Forty-five organizations, including national civil rights, criminal justice reform and progressive advocacy groups, have joined Capitol Hill lawmakers in asking the U.S. Department of Justice to revisit the case of Bijan Ghaisar, an unarmed motorist killed by the U.S. Park Police in 2017.
A letter sent Thursday to Attorney General Merrick Garland and signed by several prominent groups, including Amnesty International, MoveOn and the Council on American-Islamic Relations, urges the DOJ to grant the Ghaisar case a “full and fair consideration that it did not receive under the Trump Administration.”
The letter follows a similar plea from seven Democratic members of Congress made earlier this month to revisit the case, citing new evidence unavailable when federal prosecutors declined to file civil rights charges against USPP officers Lucas Vinyard and Alejandro Amaya in 2019.
In 2020, a Fairfax County grand jury indicted the two officers on charges of involuntary manslaughter and reckless discharge of a firearm in the shooting death of Ghaisar after a brief chase on the George Washington Parkway on Nov. 17, 2017.
But a U.S. District judge tossed out the charges last October on grounds that as federal officers, Vinyard and Amaya were entitled to immunity from state prosecution under the Supremacy Clause of the U.S. Constitution, establishing that federal law takes precedence over state law.
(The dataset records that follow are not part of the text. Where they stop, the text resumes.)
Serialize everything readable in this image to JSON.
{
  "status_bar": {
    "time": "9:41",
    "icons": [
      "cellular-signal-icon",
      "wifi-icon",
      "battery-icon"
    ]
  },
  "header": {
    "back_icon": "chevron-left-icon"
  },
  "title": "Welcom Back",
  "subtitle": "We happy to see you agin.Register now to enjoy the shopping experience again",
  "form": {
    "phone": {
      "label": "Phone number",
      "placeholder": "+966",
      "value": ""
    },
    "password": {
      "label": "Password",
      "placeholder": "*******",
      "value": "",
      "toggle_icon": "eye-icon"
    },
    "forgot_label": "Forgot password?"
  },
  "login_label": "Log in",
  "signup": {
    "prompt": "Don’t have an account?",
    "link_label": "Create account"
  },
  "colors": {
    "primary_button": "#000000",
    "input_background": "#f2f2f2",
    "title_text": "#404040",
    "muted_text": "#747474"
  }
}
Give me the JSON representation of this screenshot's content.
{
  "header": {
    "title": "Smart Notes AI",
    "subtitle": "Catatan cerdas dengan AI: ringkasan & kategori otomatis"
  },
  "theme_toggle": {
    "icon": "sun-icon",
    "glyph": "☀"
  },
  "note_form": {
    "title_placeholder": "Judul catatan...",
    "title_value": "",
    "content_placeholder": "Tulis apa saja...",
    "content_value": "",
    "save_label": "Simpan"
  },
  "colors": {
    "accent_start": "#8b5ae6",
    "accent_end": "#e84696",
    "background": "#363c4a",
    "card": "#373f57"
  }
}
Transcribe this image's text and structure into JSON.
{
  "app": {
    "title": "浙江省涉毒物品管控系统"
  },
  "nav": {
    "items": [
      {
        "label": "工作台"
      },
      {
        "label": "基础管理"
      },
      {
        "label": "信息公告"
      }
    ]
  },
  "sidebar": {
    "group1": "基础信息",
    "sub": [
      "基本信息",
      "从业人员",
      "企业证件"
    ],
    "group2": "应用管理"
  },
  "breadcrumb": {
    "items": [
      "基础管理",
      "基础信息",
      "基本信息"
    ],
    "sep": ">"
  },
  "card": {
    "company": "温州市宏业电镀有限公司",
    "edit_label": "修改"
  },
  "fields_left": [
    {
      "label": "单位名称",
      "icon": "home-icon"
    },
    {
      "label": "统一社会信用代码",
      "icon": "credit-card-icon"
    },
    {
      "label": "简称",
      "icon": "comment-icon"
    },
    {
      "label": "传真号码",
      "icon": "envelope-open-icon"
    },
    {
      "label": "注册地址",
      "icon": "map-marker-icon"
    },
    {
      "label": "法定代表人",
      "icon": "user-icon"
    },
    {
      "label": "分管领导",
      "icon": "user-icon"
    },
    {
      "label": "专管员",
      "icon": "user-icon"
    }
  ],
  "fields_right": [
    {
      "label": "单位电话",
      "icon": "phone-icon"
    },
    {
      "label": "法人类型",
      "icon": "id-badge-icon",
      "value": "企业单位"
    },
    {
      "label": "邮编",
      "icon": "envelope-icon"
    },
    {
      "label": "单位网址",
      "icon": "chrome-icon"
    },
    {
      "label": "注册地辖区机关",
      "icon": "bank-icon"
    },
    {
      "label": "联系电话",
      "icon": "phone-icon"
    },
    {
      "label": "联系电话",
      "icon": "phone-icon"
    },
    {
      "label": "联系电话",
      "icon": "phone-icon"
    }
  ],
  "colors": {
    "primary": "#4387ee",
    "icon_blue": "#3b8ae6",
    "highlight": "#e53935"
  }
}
“A federal prosecution would not be subject to challenge under the Supremacy Clause. Moreover, this administration has expressed a genuine commitment to criminal justice reform, accountability, and racial equity,” the letter reads.
“Few cases touch on these issues as squarely as this case does. We urge you to speak with the individuals who investigated this matter, consider the facts of the case, and act swiftly to take us a step closer to justice.”
The letter argues that the federal judge’s dismissal of charges were based solely on the Supremacy Clause and not on the substance of the case itself. It also said new evidence uncovered in a civil suit brought forward by Ghaisar’s family merit reviving an investigation into possible civil rights violations.
“I appreciate these organizations that have displayed such leadership in advocating for equal justice under the law speaking out to insist that the Justice Department reopen the case,” Fairfax County Commonwealth’s Attorney Steve Descano said in a news release.
“Americans of all stripes understand that the Ghaisar family deserves to know that no stone has gone unturned in seeking answers for the killing of their son. I hope that Attorney General Garland, who has restored integrity to the Department where I started my legal career, will now act.”